2 THINK ABOUT ITFarmers began to lose their tobacco crop to a plant disease.What would you do next?How would you deal with the invisible?
3 Discovery of VirusesIn 1892, Dmitri Ivanovski--found in the liquid extracted from infected plants.In 1897, Martinus Beijerinck- named tiny particles in the juice viruses-“poison.”In 1935, Wendell Stanley- found crystals of tobacco mosaic virus. Since living organisms do not crystallize- viruses were not alive
4 Discovery of VirusesA virus is a nonliving particle made ofProteinsnucleic acidssometimes lipids.Viruses can reproduce only by infecting living cells.
5 Structure and Composition Viruses differ widely in terms of size & structure.Most viruses are so small they can be seen only with the aid of a powerful electron microscope.
6 Structure and Composition The protein coat surrounding a virus- capsid.May have an additional membrane that surrounds the capsid (flu virus)Contain a few genes to hundreds of genes
7 Structure and Composition Most viruses’ proteins on the surface membrane binds to proteins on the host cell.The proteins “trick” the cell to take the virus or some genetic materialOnce inside, genes are expressed & may destroy the cell.
8 Structure and Composition Most viruses infect only a very specific kind of cell.Plant viruses infect plant cellsAnimal viruses infect only certain related species of animalsViruses that infect bacteria -bacteriophages.RABIES!
9 Lytic Infections Lytic infection virus enters a bacterial cell makes copies of itselfcauses cell to burst- lyse.EX.) T4DNA core insideprotein capsid
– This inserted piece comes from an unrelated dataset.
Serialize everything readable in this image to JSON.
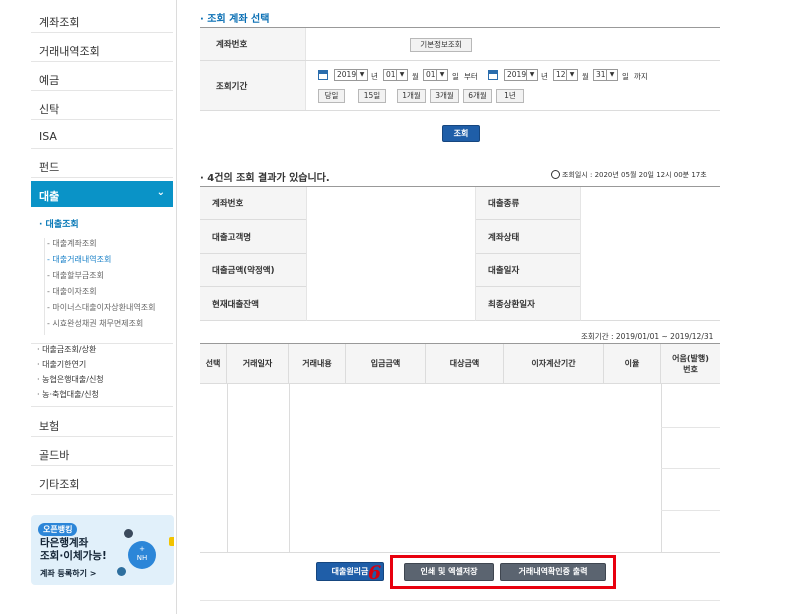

10 Lytic Infections 1.) Attachment 2.) Injection: The virus injects its DNA into host cell.3.) Synthesis: Virus DNA uses host DNA to make more viruses4.) Assembly: Host cell creates more of the viruses5.) Releases: Finally the host cell lyses (ruptures)hundreds of virusesthat go on & infectother cells.
11 Lytic InfectionsA lytic virus is similar to an outlaw in the Wild West of the American frontier in the demands the virus makes on its host.First, the outlaw eliminates the town’s existing authority.(In a lytic infection, the host cell’s DNA is chopped up)
12 Lytic InfectionsNext, the outlaw demands to be outfitted with new equipment from the local townspeople.(In a lytic infection, the viruses use the host cell to make viral DNA & viral proteins.)
13 Lytic InfectionsFinally, the outlaw forms a gang that leaves the town to attack new communities.(In a lytic infection, the host cell bursts, releasing hundreds of virus particles.)
14 Lysogenic InfectionSome Viruses cause a lysogenic infection.dormant stateProphase-DNA that is embedded in the host’s DNAThe prophage may remain part of the DNA of the host cell for many generations.
15 Lysogenic InfectionInfluences from the environment—radiation, heat, etc—trigger the prophage to become active.becomes an active lytic infection.
16 A Closer Look at Two RNA Viruses About 70 % of viruses contain RNA rather than DNA.In humans, RNA viruses cause a wide range of infectionsmild colds to severe HIV.Certain kinds of cancer also begin with an infection by viral RNA.HPVCommonCold
17 The Common ColdCold viruses attack with a very simple, fast-acting infection.A capsid settles on a celltypically in the nosebrought insideVirus makes many new copies of the viral RNA.
18 The Common ColdThe host cell’s ribosomes mistake the viral RNA for its own & makes other virus proteins.The new capsids assemble & within 8 hours, the host cell releases 100s of new virus particles to infect other cells.
19 HIVAcquired immune deficiency syndrome (AIDS) is caused by an RNA virus called human immunodeficiency virus (HIV).HIV belongs to a group of RNA viruses-retroviruses.The genetic information of a retrovirus is copied from RNA to DNA instead of from DNA to RNA.
20 HIVWhen a retrovirus infects a cell, it makes a DNA copy of its RNA.The copy inserts itself into the DNA of the host cell.
21 HIVRetroviral infections are similar to lysogenic infections of bacteria.like a prophage in a bacterial host, the viral DNA may remain inactive for many cell cycles before making new virus particlesHIV damages the host’s immune system.
22 Viruses and CellsAll viruses are parasites.Parasites depend upon other living organisms for their existence +/-Viruses infect living cells in order to grow & reproducetaking advantage of the nutrients & cellular machinery.
23 Viruses and CellsViruses have many of the characteristics of living things.After infecting living cells, viruses can reproduce, regulate gene expression, & even evolve.Swine Flu Rotavirus
24 Viruses and CellsSome of the main differences between cells and viruses are summarized in this chart.